People who assist a suicide or euthanasia can have their own agendas. In Oregon, there is the Thomas Middleton case, in which legal physician-assisted suicide was part of an elder abuse fraud.[1 & 2]
Consider also People v. Stuart where an adult child killed her parent under circumstances that “dovetail[ed]” with the child’s financial interests. The Court stated:
How was it possible for Swango to go on for so long [?] [Author James B.] Stewart credits Swango's considerable gift for lying and manipulation. But the real fault rests, he argues, with medical authorities, . . . who, with some honorable exceptions, closed ranks in misplaced professional solidarity. They feared publicity. They feared lawsuits, not only by patients and their families but also by Swango. A snobbery of the professional class system asserted itself: Medical authorities tended to believe a doctor's word over nurses' eyewitness accounts.Footnotes
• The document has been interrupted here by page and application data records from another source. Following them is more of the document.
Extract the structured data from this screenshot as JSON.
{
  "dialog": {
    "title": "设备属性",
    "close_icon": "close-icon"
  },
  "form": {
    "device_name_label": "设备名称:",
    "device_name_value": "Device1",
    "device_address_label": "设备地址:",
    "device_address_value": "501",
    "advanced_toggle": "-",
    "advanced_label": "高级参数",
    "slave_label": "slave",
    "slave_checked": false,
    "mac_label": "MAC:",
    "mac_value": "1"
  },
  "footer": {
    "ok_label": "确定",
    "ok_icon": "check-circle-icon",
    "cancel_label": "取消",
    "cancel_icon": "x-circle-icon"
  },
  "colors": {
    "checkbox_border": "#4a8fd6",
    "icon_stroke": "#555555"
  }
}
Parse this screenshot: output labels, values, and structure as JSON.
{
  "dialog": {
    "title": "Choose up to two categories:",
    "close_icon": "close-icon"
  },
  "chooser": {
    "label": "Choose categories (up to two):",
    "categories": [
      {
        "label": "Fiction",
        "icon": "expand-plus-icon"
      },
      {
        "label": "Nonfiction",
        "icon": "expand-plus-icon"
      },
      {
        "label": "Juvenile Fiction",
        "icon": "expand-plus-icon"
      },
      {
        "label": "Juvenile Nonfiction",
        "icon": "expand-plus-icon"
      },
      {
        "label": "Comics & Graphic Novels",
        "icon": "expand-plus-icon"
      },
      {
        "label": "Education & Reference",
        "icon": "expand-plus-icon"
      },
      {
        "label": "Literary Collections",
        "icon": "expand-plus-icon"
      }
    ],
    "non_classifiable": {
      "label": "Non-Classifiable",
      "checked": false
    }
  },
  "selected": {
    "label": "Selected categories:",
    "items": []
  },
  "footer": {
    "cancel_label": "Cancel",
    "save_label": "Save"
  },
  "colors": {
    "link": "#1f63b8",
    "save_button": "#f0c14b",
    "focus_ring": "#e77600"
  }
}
 See “Sawyer Arraigned on State Fraud Charges,” KTVZ.com, 07/14/11 ("Middleton deeded his home to the trust and directed [Sawyer] to make it a rental until the real estate market improved. Instead, Sawyer signed documents that month to list the property for sale, two days after Middleton died by physician-assisted suicide. The property sold in October of that year for more than $200,000, the documents show, and it was deposited into [accounts for Sawyer’s benefit]").
 See also: AP, "Former Bend real estate agent, husband plead guilty," 01/15/13; Barney Lerten, "State dropping Tami Sawyer fraud case" DOJ says prosecution would likely not add time behind bars," KTVZ.com, updated September 1, 2016.
 People v. Stuart, 67 Cal.Rptr.3d 129 (2007).
 Id., at 143.
 James B. Stewart, “Blind Eye: How the Medical Establishment Let a Doctor Get Away With Murder,” New York: Simon & Schuster.
 Lance Morrow, “Dr. Death: James B. Stewart tells the true story of a physician who is under investigation for killing patients,” The New York Times, August 29, 1999.